Unreal Engine’s CharacterMovementComponent is a fantastic component for easily granting a Pawn network-replicated and client-predictive movement with a lot of functionality out of the box that often just works. Though sometimes the way it performs movement is not what we want.

The CharacterMovementComponent primarily performs movement by acceleration and velocity and for a few different style of games (such as a MOBA, RTS or ARPG) movement-by-acceleration is often not desired as usually we would expect a pawn to have it’s velocity set to it’s maximum speed when moving, and then stop immediately once it’s reached it’s target.

Depending on the game you’re building it might be reasonable to build or use a different movement component in lieu of CharacterMovementComponent, but at the same time you’d be giving up a lot of really nice out-of-the-box features CharacterMovementComponent provides such as client-prediction.

It’s possible to minimise the effects of the acceleration-based movement by having MaxAcceleration and BrakingFriction set to extreme values to try and trick CharacterMovementComponent into accelerating/decellerating (almost) immediately, though this can lead to some strange edge cases when velocity doesn’t fully change in a single frame.

What if we just subclass CharacterMovementComponent and stop using acceleration to determine velocity? Turns out it’s really trivial to do and we only need to override one aptly-named method: CalcVelocity. We can override CalcVelocity to perform instant changes to velocity rather than incremental.

void UMyCharacterMovementComponent::CalcVelocity(float DeltaTime, float Friction, bool bFluid, float BrakingDeceleration)
{
  // There may/may-not be some times you want to call super.
  // have a look through CalcVelocity to find out. We'll call super here just in case.
  Super::CalcVelocity(DeltaTime, Friction, bFluid, BrakingDeceleration);

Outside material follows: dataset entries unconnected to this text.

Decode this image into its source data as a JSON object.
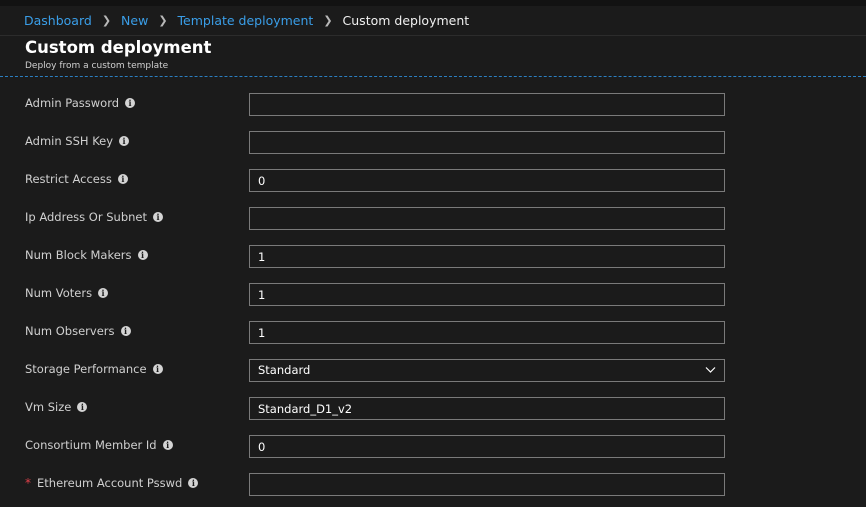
{
  "breadcrumb": {
    "items": [
      "Dashboard",
      "New",
      "Template deployment"
    ],
    "current": "Custom deployment"
  },
  "header": {
    "title": "Custom deployment",
    "subtitle": "Deploy from a custom template"
  },
  "form": {
    "fields": [
      {
        "label": "Admin Password",
        "value": "",
        "required": false
      },
      {
        "label": "Admin SSH Key",
        "value": "",
        "required": false
      },
      {
        "label": "Restrict Access",
        "value": "0",
        "required": false
      },
      {
        "label": "Ip Address Or Subnet",
        "value": "",
        "required": false
      },
      {
        "label": "Num Block Makers",
        "value": "1",
        "required": false
      },
      {
        "label": "Num Voters",
        "value": "1",
        "required": false
      },
      {
        "label": "Num Observers",
        "value": "1",
        "required": false
      },
      {
        "label": "Storage Performance",
        "value": "Standard",
        "type": "select"
      },
      {
        "label": "Vm Size",
        "value": "Standard_D1_v2",
        "required": false
      },
      {
        "label": "Consortium Member Id",
        "value": "0",
        "required": false
      },
      {
        "label": "Ethereum Account Psswd",
        "value": "",
        "required": true
      }
    ]
  },
  "icons": {
    "info": "info-icon",
    "chevron": "chevron-down-icon",
    "separator": "chevron-right-icon"
  },
  "colors": {
    "background": "#1b1b1b",
    "link": "#3a9ee8",
    "accent_line": "#2b7fc1",
    "required": "#e0404a",
    "input_border": "#7a7a7a"
  }
}
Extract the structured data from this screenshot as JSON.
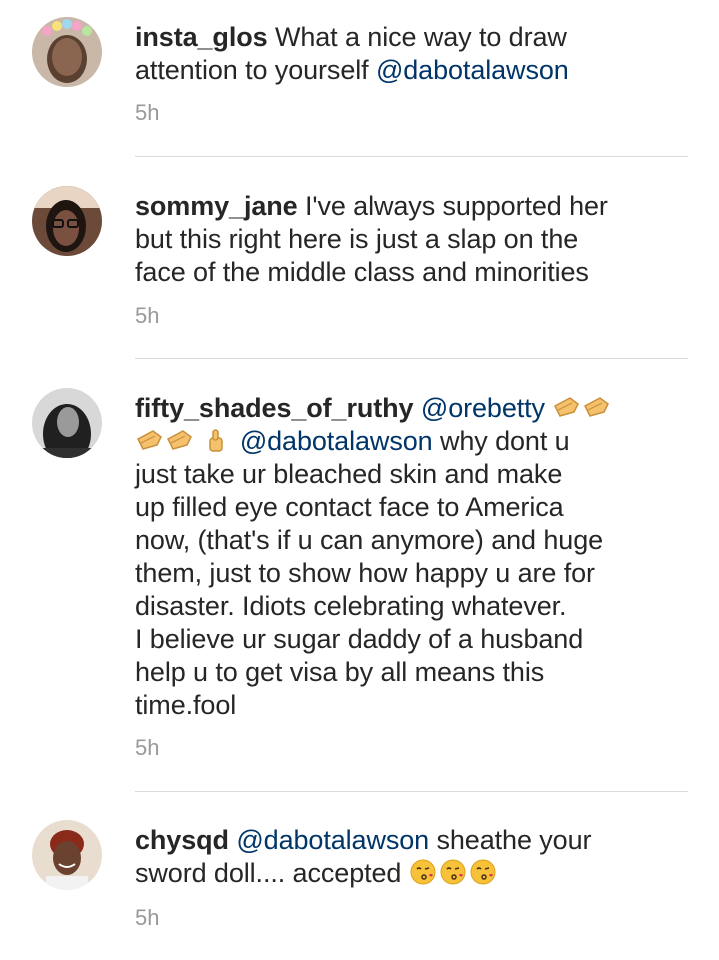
{
  "comments": [
    {
      "username": "insta_glos",
      "lines": [
        {
          "text": "What a nice way to draw",
          "mention": ""
        },
        {
          "text": "attention to yourself ",
          "mention": "@dabotalawson"
        }
      ],
      "time": "5h",
      "avatar_icon": "user-avatar-flower-crown"
    },
    {
      "username": "sommy_jane",
      "lines": [
        "I've always supported her",
        "but this right here is just a slap on the",
        "face of the middle class and minorities"
      ],
      "time": "5h",
      "avatar_icon": "user-avatar-glasses"
    },
    {
      "username": "fifty_shades_of_ruthy",
      "mention_first": "@orebetty",
      "mention_second": "@dabotalawson",
      "after_second_mention": " why dont u",
      "lines": [
        "just take ur bleached skin and make",
        "up filled eye contact face to America",
        "now, (that's if u can anymore) and huge",
        "them, just to show how happy u are for",
        "disaster. Idiots celebrating whatever.",
        "I believe ur sugar daddy of a husband",
        "help u to get visa by all means this",
        "time.fool"
      ],
      "time": "5h",
      "avatar_icon": "user-avatar-long-hair",
      "emoji": [
        "clapping-hands-emoji",
        "clapping-hands-emoji",
        "clapping-hands-emoji",
        "clapping-hands-emoji",
        "thumbs-up-emoji"
      ]
    },
    {
      "username": "chysqd",
      "mention": "@dabotalawson",
      "line1_rest": " sheathe your",
      "line2": "sword doll.... accepted ",
      "time": "5h",
      "avatar_icon": "user-avatar-smiling",
      "emoji": [
        "kissing-face-emoji",
        "kissing-face-emoji",
        "kissing-face-emoji"
      ]
    }
  ],
  "colors": {
    "text": "#262626",
    "mention": "#003569",
    "timestamp": "#999999",
    "divider": "#dbdbdb",
    "emoji_skin": "#f5c16c"
  }
}
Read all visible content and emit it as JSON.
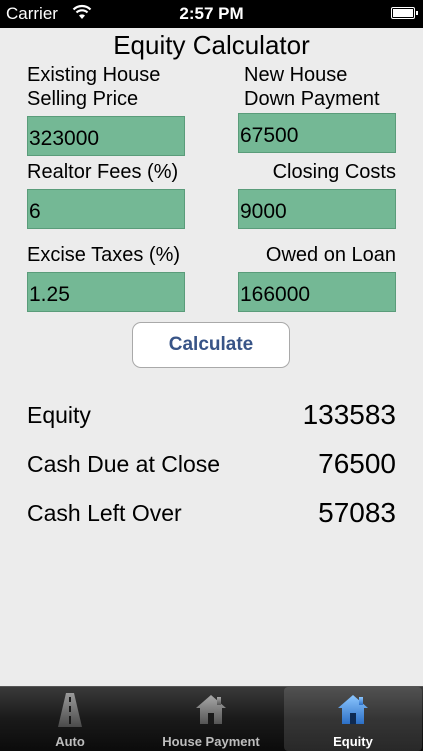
{
  "status": {
    "carrier": "Carrier",
    "time": "2:57 PM"
  },
  "title": "Equity Calculator",
  "inputs": {
    "existing_price": {
      "label_line1": "Existing House",
      "label_line2": "Selling Price",
      "value": "323000"
    },
    "down_payment": {
      "label_line1": "New House",
      "label_line2": "Down Payment",
      "value": "67500"
    },
    "realtor_fees": {
      "label": "Realtor Fees (%)",
      "value": "6"
    },
    "closing_costs": {
      "label": "Closing Costs",
      "value": "9000"
    },
    "excise_taxes": {
      "label": "Excise Taxes (%)",
      "value": "1.25"
    },
    "owed_on_loan": {
      "label": "Owed on Loan",
      "value": "166000"
    }
  },
  "calculate_label": "Calculate",
  "results": [
    {
      "label": "Equity",
      "value": "133583"
    },
    {
      "label": "Cash Due at Close",
      "value": "76500"
    },
    {
      "label": "Cash Left Over",
      "value": "57083"
    }
  ],
  "tabs": [
    {
      "label": "Auto",
      "icon": "road-icon",
      "active": false
    },
    {
      "label": "House Payment",
      "icon": "house-icon",
      "active": false
    },
    {
      "label": "Equity",
      "icon": "house-icon",
      "active": true
    }
  ],
  "colors": {
    "field_bg": "#74b895",
    "button_text": "#385487",
    "active_icon": "#4a90d9"
  }
}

  if (Acceleration.IsZero())
  {
    // Stop movement
    Velocity = FVector::ZeroVector;
  }
  else
  {
    // Set velocity to max speed in the direction of acceleration (ignoring magnitude)
    Velocity = GetMaxSpeed() * Acceleration.GetSafeNormal();
  }
}

Voilà! we now have character movement where movement starts immediately at maximum speed and stops immediately when no acceleration input is present, exactly what we wanted for our game!

If you’re unsure about how to go about subclassing CharacterMovementComponent, have a read of this.